airlift children in need of medical care to treatment sites for
Children's Flight of Hope, a nonprofit program based in Durham,
N.C. Last winter the beneficiary of his love of flying was the
women's basketball team at Oklahoma State. Lucky members of the
team flew Air Glasson to five conference games.
Currently, though, he's without wings, grounded by a legal and
financial fracas that causes him more pain than his brittle body
parts. Three years ago he traded in the twin-engine Cessna he
flew to Tour stops for a Beechcraft King Air, in what he
understood to be an endorsement deal with the Kansas-based
airplane manufacturer. The company upgraded him to a Starship
turboprop, and he thought he was building equity in a plane
through his promotional work. "As it turned out," he says
ruefully, "I was on the hook for $3 1/2 million."
Not a trifling misunderstanding, to be sure. Glasson wound up
with no airplane under the terms of a recent settlement with
Beechcraft. Furthermore, he has sued his former management
company, International Sports Management of Indianapolis, which
has filed a counterclaim. Both sides have agreed to arbitration.
"I don't think I'm going to be bankrupt," he says, "but
everything I worked for was threatened."
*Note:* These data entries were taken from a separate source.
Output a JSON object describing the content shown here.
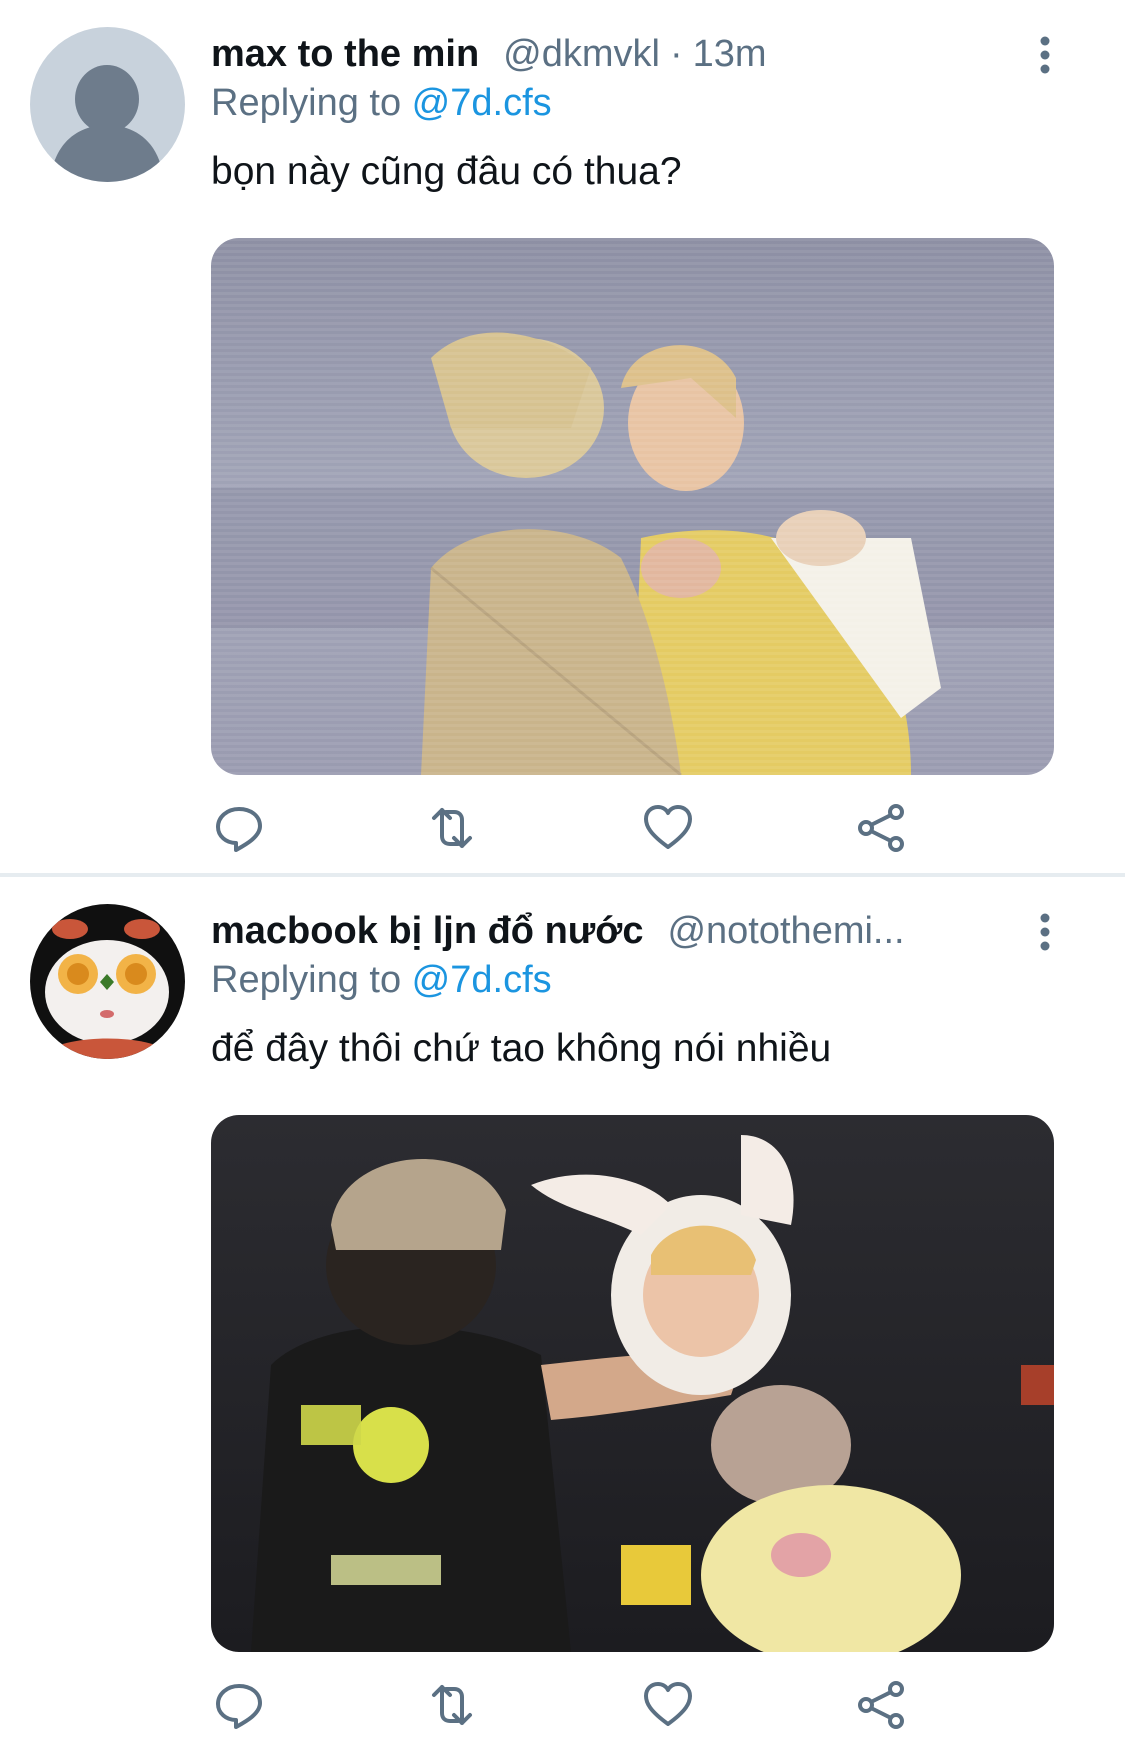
{
  "tweets": [
    {
      "display_name": "max to the min",
      "handle": "@dkmvkl",
      "separator": "·",
      "time": "13m",
      "replying_prefix": "Replying to ",
      "replying_to": "@7d.cfs",
      "text": "bọn này cũng đâu có thua?",
      "avatar_icon": "default-profile-icon",
      "media_description": "photo"
    },
    {
      "display_name": "macbook bị ljn đổ nước",
      "handle": "@notothemi...",
      "replying_prefix": "Replying to ",
      "replying_to": "@7d.cfs",
      "text": "để đây thôi chứ tao không nói nhiều",
      "avatar_icon": "cartoon-face-avatar",
      "media_description": "photo"
    }
  ],
  "actions": {
    "icons": [
      "reply-icon",
      "retweet-icon",
      "like-icon",
      "share-icon"
    ]
  },
  "colors": {
    "text_primary": "#0f1419",
    "text_secondary": "#5b7083",
    "mention": "#1b95e0",
    "divider": "#e6ecf0"
  }
}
Given the pressure he was under, Glasson's '97 season was
remarkable: a win, two seconds, six top-10 finishes and almost
$1 million in earnings in only 19 tournaments. Despite his arm
troubles, he finished third in driving distance (behind Daly and
Tiger Woods, with a 287.5-yard average), fourth in greens in
regulation, second in birdies and a surprising first in the
all-around statistical category. His explanation: "The only
peace I get is when I'm playing golf."
That's not quite right. At home the Glasson family presents a
picture of domestic tranquillity. Their nearly completed house
is full of Courtney's whimsical touches--plum walls, faux
leopard-skin carpeting, sofas in the kitchen--and almost devoid
of trophies and golf memorabilia. From the big terrace windows,
Bill can look down on the rye-grass baseball field that he built
for his nine-year-old son, Max, and his teammates to practice
on. "It's 220 feet down the leftfield line, 200 down right,"
Glasson says, "so we can go till he's about 14 before we have to
put up a Green Monster."
A field of dreams? "Or nightmares," he says. "I'm the
Glasson's eyes look as if they could bore a hole through sheet
metal, but there's that smile again. No doubt about it. He's
somebody you would like to know.